And very much ‘going again’ is Britain’s sailing royalty in the form of Eilidh McIntyre and it’s a story that I just can’t take my eyes off. Eilidh moved firmly out of her gold medallist (in the Star no less) father, Mike McIntyre, when she famously scooped the gold at Tokyo 2020 in that thrilling medal race with Britain’s greatest female Olympian, Hannah Mills. I still think about those onboard comms that were captured by the GoPro as they aced to that medal – it should be played to every aspiring youth sailor – as Mills forced that 470 to golden glory with a willpower that is just remarkable, goading and cajoling Eilidh along to record something very, very special in our sport.
The top of the world suited Macintyre just fine. She’s a remarkable individual and since Tokyo she’s been a fabulous ambassador, popping up at boatshows, doing awards ceremonies, visiting local clubs, trips to Parliament and even appearing on Mastermind no less. But the story to follow is her re-appearance in the now gender-diverse mixed 470, sailing with Martin Wrigley and hanging off that wire for all she’s worth. One thing I can say about Eilidh is that she’s refreshingly honest to her followers and this is what marks her out, in my book at least, as the most compelling ‘one to watch’ in the lead up to the Games of Paris 2024. Have a read of her update on Instagram today:
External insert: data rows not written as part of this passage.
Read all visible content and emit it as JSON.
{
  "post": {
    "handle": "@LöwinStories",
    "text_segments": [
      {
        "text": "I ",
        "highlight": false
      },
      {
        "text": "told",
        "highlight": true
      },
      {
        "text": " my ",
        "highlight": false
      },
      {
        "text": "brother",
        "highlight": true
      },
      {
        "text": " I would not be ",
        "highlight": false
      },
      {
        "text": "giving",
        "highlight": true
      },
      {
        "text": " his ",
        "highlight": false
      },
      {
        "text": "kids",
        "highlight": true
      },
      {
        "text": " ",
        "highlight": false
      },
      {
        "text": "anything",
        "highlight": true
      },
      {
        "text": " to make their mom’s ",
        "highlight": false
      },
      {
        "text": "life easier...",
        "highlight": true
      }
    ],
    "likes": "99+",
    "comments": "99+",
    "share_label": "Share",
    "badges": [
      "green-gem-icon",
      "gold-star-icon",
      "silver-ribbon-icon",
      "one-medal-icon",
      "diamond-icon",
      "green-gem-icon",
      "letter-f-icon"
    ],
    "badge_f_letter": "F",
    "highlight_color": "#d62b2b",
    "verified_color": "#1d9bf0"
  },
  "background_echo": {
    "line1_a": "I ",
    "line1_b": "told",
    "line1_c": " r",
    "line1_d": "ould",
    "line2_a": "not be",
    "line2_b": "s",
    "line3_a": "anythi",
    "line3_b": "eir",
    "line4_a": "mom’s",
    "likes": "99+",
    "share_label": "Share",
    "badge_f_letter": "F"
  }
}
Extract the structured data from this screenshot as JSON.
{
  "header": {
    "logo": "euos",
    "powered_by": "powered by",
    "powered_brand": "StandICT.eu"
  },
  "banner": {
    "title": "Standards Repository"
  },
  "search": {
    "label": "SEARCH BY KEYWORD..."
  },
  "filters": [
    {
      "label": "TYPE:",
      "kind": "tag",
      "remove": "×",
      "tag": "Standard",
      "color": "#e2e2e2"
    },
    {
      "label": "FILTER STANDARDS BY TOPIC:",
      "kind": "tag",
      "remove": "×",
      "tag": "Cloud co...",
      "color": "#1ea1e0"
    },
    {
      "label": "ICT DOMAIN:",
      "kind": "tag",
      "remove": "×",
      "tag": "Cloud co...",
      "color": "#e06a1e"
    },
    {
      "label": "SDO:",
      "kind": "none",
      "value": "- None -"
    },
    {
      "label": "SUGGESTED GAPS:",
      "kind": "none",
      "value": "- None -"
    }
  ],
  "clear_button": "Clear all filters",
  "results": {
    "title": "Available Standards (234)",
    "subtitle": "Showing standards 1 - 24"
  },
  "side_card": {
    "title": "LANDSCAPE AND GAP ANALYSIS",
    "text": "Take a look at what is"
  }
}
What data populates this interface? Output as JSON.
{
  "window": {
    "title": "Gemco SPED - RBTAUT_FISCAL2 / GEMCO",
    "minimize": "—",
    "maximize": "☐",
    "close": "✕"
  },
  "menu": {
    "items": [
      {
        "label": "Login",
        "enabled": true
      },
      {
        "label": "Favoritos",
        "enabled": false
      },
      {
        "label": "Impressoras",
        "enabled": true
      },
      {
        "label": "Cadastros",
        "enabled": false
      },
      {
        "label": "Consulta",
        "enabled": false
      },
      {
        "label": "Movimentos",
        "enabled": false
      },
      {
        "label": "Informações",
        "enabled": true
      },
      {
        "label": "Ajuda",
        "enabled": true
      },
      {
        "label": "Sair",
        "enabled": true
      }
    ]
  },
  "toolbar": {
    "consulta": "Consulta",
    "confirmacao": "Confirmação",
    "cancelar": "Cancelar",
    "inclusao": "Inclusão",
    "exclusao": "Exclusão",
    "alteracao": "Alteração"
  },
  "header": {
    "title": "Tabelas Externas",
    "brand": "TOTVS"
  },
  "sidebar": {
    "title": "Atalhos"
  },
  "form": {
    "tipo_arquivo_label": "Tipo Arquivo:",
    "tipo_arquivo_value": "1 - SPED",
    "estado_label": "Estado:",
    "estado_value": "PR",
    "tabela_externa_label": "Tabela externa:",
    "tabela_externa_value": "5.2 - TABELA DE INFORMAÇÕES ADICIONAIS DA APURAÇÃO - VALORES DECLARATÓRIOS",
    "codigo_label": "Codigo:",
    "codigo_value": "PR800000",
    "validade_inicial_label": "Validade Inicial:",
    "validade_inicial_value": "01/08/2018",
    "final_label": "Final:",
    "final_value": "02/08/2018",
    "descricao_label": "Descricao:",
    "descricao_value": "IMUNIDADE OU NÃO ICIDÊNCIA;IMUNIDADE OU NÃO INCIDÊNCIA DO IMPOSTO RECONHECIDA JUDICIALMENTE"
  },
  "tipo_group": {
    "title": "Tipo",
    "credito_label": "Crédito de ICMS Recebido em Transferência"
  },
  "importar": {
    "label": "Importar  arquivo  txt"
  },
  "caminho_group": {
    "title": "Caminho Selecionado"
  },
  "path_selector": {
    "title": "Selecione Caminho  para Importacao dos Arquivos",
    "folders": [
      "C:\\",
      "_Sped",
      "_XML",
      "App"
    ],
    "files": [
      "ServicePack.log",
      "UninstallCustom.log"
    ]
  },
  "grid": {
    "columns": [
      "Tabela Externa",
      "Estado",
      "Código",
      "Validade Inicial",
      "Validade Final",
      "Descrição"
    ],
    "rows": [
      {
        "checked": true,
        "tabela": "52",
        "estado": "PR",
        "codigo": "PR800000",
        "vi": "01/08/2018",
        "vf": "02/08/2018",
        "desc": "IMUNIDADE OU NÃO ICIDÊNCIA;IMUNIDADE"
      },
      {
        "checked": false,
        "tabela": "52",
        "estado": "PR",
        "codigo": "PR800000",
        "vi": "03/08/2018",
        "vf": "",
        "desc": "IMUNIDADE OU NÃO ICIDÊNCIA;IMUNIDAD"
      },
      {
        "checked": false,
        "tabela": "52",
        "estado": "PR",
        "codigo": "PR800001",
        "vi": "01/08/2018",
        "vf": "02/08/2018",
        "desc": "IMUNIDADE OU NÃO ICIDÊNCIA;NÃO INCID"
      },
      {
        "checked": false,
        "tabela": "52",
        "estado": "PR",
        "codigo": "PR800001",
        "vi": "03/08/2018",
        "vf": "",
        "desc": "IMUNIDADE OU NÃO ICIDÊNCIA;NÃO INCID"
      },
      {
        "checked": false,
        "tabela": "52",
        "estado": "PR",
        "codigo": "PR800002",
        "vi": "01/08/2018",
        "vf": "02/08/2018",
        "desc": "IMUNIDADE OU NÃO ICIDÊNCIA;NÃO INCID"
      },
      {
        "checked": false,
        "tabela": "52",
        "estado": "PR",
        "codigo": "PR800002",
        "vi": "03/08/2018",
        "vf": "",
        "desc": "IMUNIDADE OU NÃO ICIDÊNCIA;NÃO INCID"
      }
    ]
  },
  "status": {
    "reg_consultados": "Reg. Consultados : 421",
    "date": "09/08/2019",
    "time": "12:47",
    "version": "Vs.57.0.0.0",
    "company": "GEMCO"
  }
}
Tough few days for us in Palma, in my attempt to share the good and the bad, here’s the low-down for anyone following along our struggle:
Race 1: we capsized hoisting the kite and it wrapped around the spreader, we were hundreds of metres behind once we sorted it.
Race 2: was actually a good race but we were pretty nervous about another capsize which would have ruined our chance of making gold fleet and played it too safe and lost quite a few points.
Race 3: absolute lemons (emoji) – broke the golden rule, do not be over the line when windy!
Race 4: our only good race!
It’s also bloody freezing, we’re currently postponed and I’m sat by a fire eating hot chocolate.
Now that my friends, is honest. That’s showing us and putting us all in the picture of just how tough it is to win and the fine margins that separates outright success from mid-fleet. What I like is that not only is Eilidh honest with us, she’s brutally honest with herself and that is the difference between the very good and the rest of us.
She’s a star. She’s a bright shining star and a pleasure to follow on this campaign. I’m rooting for Eilidh and Martin and I just want them to succeed but this cycle, without doubt, is going to be super tough. The real flyers for the Brits are the brilliant Vita Heathcote sailing with Ryan Orr and this is a talent that has been coming through the youth ranks for a while. I used to sail against her mother in 420’s when we were teenagers and let’s just say, Vita comes from very good, almost peerless, sailing stock. Tough call for the selectors but a long, long road ahead.
And I have to say a word about the mixed 470’s – I’ve long been a critic of the boats themselves (“glorified bath tubs” was a memorable, if harsh, line of mine) but having them mixed is a huge step forward from those glory days of 1984 when Cathy Foster first shattered the Olympic glass ceiling as a helm. Nowadays the decision to have a male helm/female crew or female helm/male crew is down to the crews and that’s brilliant for the sport – it makes you wonder why we didn’t think of this years ago. Maybe we did. Well done to World Sailing for nailing this. I think it’s brilliant and correct.
The Olympic cycle is well and truly underway. I’m picking my ones to follow and I’m spoilt for choice in the British ranks. The RYA, under the absolutely sublime steerage of Ian Walker is picking winners right across the squad. Picking the final representatives for Paris 2024 is one monumentally nice headache to have as real talent is rising. Tomorrow’s superstars, the Macintyre’s and Heathcote’s (and a host of others) are great to watch. The Olympic struggle is as tough as ever. Sailing is in safe hands.
Who said sailing is dead?